* _TASK DETAILS_:
Copy the data word for word, keeping every line.
[Start of section]
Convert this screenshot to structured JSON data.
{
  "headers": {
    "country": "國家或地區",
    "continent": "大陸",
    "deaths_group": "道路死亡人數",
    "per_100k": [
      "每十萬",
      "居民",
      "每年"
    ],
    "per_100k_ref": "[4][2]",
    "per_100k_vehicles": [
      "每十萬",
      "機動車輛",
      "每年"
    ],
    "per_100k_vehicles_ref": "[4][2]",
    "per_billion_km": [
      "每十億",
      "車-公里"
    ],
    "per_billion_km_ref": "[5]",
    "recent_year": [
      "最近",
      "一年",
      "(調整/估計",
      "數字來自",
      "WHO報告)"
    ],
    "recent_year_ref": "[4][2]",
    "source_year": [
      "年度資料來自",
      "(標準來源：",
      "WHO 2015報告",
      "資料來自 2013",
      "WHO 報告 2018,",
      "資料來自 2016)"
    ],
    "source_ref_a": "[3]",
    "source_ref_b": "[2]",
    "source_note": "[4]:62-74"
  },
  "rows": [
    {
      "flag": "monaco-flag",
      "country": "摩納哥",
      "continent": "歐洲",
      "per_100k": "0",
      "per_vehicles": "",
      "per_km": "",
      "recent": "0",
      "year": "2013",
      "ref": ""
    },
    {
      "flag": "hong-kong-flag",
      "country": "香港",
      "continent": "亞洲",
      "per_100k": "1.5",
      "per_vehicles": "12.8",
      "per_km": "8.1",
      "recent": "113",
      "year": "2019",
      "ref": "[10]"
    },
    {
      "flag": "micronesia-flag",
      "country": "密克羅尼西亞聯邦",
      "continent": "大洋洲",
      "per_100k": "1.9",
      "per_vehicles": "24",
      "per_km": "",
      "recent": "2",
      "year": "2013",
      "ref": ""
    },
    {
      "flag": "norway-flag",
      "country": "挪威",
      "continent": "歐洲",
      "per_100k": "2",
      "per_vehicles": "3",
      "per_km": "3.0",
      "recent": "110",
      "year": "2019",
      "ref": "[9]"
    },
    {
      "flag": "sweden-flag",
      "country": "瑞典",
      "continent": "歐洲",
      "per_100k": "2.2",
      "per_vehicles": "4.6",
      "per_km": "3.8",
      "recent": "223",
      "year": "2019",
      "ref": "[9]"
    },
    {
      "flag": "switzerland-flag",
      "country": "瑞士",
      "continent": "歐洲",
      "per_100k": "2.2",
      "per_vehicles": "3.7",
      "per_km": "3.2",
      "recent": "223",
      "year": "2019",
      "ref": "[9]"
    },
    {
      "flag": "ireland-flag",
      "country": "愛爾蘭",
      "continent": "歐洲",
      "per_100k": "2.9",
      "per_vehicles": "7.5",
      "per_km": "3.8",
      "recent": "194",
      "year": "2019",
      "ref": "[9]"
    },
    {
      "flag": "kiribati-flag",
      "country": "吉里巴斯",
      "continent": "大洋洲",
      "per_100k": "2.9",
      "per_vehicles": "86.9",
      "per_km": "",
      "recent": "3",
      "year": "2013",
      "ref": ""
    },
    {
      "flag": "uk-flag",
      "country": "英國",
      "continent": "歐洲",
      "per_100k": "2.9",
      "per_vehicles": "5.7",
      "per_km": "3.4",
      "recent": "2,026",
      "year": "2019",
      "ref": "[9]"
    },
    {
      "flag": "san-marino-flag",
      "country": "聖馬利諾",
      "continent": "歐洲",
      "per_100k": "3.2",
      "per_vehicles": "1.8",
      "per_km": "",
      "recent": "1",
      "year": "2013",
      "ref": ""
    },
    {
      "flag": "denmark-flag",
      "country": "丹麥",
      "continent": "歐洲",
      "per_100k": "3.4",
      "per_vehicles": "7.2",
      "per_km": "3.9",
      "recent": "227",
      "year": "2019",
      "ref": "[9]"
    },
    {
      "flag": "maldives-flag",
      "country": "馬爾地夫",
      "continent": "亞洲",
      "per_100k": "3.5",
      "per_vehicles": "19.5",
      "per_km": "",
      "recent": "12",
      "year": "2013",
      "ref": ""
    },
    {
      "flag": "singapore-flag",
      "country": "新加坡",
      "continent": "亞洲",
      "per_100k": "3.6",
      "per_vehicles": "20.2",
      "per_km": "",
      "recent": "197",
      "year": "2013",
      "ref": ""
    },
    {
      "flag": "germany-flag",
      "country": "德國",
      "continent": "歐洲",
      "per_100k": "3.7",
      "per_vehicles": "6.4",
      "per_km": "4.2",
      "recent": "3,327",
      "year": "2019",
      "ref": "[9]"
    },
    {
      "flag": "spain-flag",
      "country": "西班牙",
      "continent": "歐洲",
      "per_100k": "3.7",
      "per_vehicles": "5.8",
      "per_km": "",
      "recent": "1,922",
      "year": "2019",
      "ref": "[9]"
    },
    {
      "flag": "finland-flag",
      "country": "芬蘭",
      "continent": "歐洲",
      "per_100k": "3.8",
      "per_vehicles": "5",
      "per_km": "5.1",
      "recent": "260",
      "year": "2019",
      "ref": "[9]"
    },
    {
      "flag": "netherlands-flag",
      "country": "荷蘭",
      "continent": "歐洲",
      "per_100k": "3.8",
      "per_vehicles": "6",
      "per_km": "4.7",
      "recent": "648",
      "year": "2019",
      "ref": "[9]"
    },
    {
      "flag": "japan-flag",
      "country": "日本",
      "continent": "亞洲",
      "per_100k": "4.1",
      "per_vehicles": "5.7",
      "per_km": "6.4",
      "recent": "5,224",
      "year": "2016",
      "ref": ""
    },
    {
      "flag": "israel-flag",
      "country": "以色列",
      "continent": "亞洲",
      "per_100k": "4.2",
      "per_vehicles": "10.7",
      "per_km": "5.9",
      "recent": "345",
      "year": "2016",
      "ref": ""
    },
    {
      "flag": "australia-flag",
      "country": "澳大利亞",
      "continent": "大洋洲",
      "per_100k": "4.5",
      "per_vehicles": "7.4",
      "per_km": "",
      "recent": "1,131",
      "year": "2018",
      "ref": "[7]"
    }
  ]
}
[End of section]
* _REPLY TO THE TASK_:
Convert this screenshot to structured JSON data.
{
  "headers": {
    "country": "國家或地區",
    "continent": "大陸",
    "deaths_group": "道路死亡人數",
    "per_100k": [
      "每十萬",
      "居民",
      "每年"
    ],
    "per_100k_ref": "[4][2]",
    "per_100k_vehicles": [
      "每十萬",
      "機動車輛",
      "每年"
    ],
    "per_100k_vehicles_ref": "[4][2]",
    "per_billion_km": [
      "每十億",
      "車-公里"
    ],
    "per_billion_km_ref": "[5]",
    "recent_year": [
      "最近",
      "一年",
      "(調整/估計",
      "數字來自",
      "WHO報告)"
    ],
    "recent_year_ref": "[4][2]",
    "source_year": [
      "年度資料來自",
      "(標準來源：",
      "WHO 2015報告",
      "資料來自 2013",
      "WHO 報告 2018,",
      "資料來自 2016)"
    ],
    "source_ref_a": "[3]",
    "source_ref_b": "[2]",
    "source_note": "[4]:62-74"
  },
  "rows": [
    {
      "flag": "monaco-flag",
      "country": "摩納哥",
      "continent": "歐洲",
      "per_100k": "0",
      "per_vehicles": "",
      "per_km": "",
      "recent": "0",
      "year": "2013",
      "ref": ""
    },
    {
      "flag": "hong-kong-flag",
      "country": "香港",
      "continent": "亞洲",
      "per_100k": "1.5",
      "per_vehicles": "12.8",
      "per_km": "8.1",
      "recent": "113",
      "year": "2019",
      "ref": "[10]"
    },
    {
      "flag": "micronesia-flag",
      "country": "密克羅尼西亞聯邦",
      "continent": "大洋洲",
      "per_100k": "1.9",
      "per_vehicles": "24",
      "per_km": "",
      "recent": "2",
      "year": "2013",
      "ref": ""
    },
    {
      "flag": "norway-flag",
      "country": "挪威",
      "continent": "歐洲",
      "per_100k": "2",
      "per_vehicles": "3",
      "per_km": "3.0",
      "recent": "110",
      "year": "2019",
      "ref": "[9]"
    },
    {
      "flag": "sweden-flag",
      "country": "瑞典",
      "continent": "歐洲",
      "per_100k": "2.2",
      "per_vehicles": "4.6",
      "per_km": "3.8",
      "recent": "223",
      "year": "2019",
      "ref": "[9]"
    },
    {
      "flag": "switzerland-flag",
      "country": "瑞士",
      "continent": "歐洲",
      "per_100k": "2.2",
      "per_vehicles": "3.7",
      "per_km": "3.2",
      "recent": "223",
      "year": "2019",
      "ref": "[9]"
    },
    {
      "flag": "ireland-flag",
      "country": "愛爾蘭",
      "continent": "歐洲",
      "per_100k": "2.9",
      "per_vehicles": "7.5",
      "per_km": "3.8",
      "recent": "194",
      "year": "2019",
      "ref": "[9]"
    },
    {
      "flag": "kiribati-flag",
      "country": "吉里巴斯",
      "continent": "大洋洲",
      "per_100k": "2.9",
      "per_vehicles": "86.9",
      "per_km": "",
      "recent": "3",
      "year": "2013",
      "ref": ""
    },
    {
      "flag": "uk-flag",
      "country": "英國",
      "continent": "歐洲",
      "per_100k": "2.9",
      "per_vehicles": "5.7",
      "per_km": "3.4",
      "recent": "2,026",
      "year": "2019",
      "ref": "[9]"
    },
    {
      "flag": "san-marino-flag",
      "country": "聖馬利諾",
      "continent": "歐洲",
      "per_100k": "3.2",
      "per_vehicles": "1.8",
      "per_km": "",
      "recent": "1",
      "year": "2013",
      "ref": ""
    },
    {
      "flag": "denmark-flag",
      "country": "丹麥",
      "continent": "歐洲",
      "per_100k": "3.4",
      "per_vehicles": "7.2",
      "per_km": "3.9",
      "recent": "227",
      "year": "2019",
      "ref": "[9]"
    },
    {
      "flag": "maldives-flag",
      "country": "馬爾地夫",
      "continent": "亞洲",
      "per_100k": "3.5",
      "per_vehicles": "19.5",
      "per_km": "",
      "recent": "12",
      "year": "2013",
      "ref": ""
    },
    {
      "flag": "singapore-flag",
      "country": "新加坡",
      "continent": "亞洲",
      "per_100k": "3.6",
      "per_vehicles": "20.2",
      "per_km": "",
      "recent": "197",
      "year": "2013",
      "ref": ""
    },
    {
      "flag": "germany-flag",
      "country": "德國",
      "continent": "歐洲",
      "per_100k": "3.7",
      "per_vehicles": "6.4",
      "per_km": "4.2",
      "recent": "3,327",
      "year": "2019",
      "ref": "[9]"
    },
    {
      "flag": "spain-flag",
      "country": "西班牙",
      "continent": "歐洲",
      "per_100k": "3.7",
      "per_vehicles": "5.8",
      "per_km": "",
      "recent": "1,922",
      "year": "2019",
      "ref": "[9]"
    },
    {
      "flag": "finland-flag",
      "country": "芬蘭",
      "continent": "歐洲",
      "per_100k": "3.8",
      "per_vehicles": "5",
      "per_km": "5.1",
      "recent": "260",
      "year": "2019",
      "ref": "[9]"
    },
    {
      "flag": "netherlands-flag",
      "country": "荷蘭",
      "continent": "歐洲",
      "per_100k": "3.8",
      "per_vehicles": "6",
      "per_km": "4.7",
      "recent": "648",
      "year": "2019",
      "ref": "[9]"
    },
    {
      "flag": "japan-flag",
      "country": "日本",
      "continent": "亞洲",
      "per_100k": "4.1",
      "per_vehicles": "5.7",
      "per_km": "6.4",
      "recent": "5,224",
      "year": "2016",
      "ref": ""
    },
    {
      "flag": "israel-flag",
      "country": "以色列",
      "continent": "亞洲",
      "per_100k": "4.2",
      "per_vehicles": "10.7",
      "per_km": "5.9",
      "recent": "345",
      "year": "2016",
      "ref": ""
    },
    {
      "flag": "australia-flag",
      "country": "澳大利亞",
      "continent": "大洋洲",
      "per_100k": "4.5",
      "per_vehicles": "7.4",
      "per_km": "",
      "recent": "1,131",
      "year": "2018",
      "ref": "[7]"
    }
  ]
}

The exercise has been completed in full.